__Problem statement__
Using the records below, locate all lines containing "terceros" and return them.

+++ Supplied records +++

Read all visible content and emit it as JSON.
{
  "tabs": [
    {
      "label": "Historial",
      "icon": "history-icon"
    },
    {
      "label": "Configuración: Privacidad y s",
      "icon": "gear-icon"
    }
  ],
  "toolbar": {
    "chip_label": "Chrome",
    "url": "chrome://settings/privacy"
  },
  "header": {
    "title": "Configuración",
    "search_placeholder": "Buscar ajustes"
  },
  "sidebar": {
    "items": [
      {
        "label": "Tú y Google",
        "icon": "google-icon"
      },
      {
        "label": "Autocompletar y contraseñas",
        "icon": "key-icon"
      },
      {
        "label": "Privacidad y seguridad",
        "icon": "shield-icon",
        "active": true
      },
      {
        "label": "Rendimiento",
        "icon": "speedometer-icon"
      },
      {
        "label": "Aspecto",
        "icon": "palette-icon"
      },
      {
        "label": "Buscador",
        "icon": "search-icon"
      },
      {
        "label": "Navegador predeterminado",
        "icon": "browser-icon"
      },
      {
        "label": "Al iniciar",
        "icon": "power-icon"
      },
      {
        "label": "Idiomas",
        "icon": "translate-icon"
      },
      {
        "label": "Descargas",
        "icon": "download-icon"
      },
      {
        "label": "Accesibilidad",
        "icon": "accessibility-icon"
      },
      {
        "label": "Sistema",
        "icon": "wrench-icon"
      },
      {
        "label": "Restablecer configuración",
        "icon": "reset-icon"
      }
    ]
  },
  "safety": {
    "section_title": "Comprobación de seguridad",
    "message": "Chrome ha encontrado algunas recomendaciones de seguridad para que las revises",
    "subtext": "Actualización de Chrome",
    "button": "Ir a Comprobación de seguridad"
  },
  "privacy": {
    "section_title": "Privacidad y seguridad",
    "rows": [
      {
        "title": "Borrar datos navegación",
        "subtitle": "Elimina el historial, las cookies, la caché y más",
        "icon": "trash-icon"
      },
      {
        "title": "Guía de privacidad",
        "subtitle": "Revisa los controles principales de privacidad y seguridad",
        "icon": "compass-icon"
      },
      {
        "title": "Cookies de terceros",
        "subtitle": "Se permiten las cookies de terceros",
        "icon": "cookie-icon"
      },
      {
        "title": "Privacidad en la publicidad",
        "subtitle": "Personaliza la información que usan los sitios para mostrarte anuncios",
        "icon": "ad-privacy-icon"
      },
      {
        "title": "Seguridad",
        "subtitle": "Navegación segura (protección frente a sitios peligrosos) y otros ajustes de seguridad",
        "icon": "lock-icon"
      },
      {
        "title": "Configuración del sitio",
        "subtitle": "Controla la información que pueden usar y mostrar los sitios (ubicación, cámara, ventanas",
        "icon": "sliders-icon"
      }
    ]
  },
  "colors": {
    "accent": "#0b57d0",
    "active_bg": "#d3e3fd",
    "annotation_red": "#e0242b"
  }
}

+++

__Response to this exercise__
        "title": "Cookies de terceros",
        "subtitle": "Se permiten las cookies de terceros",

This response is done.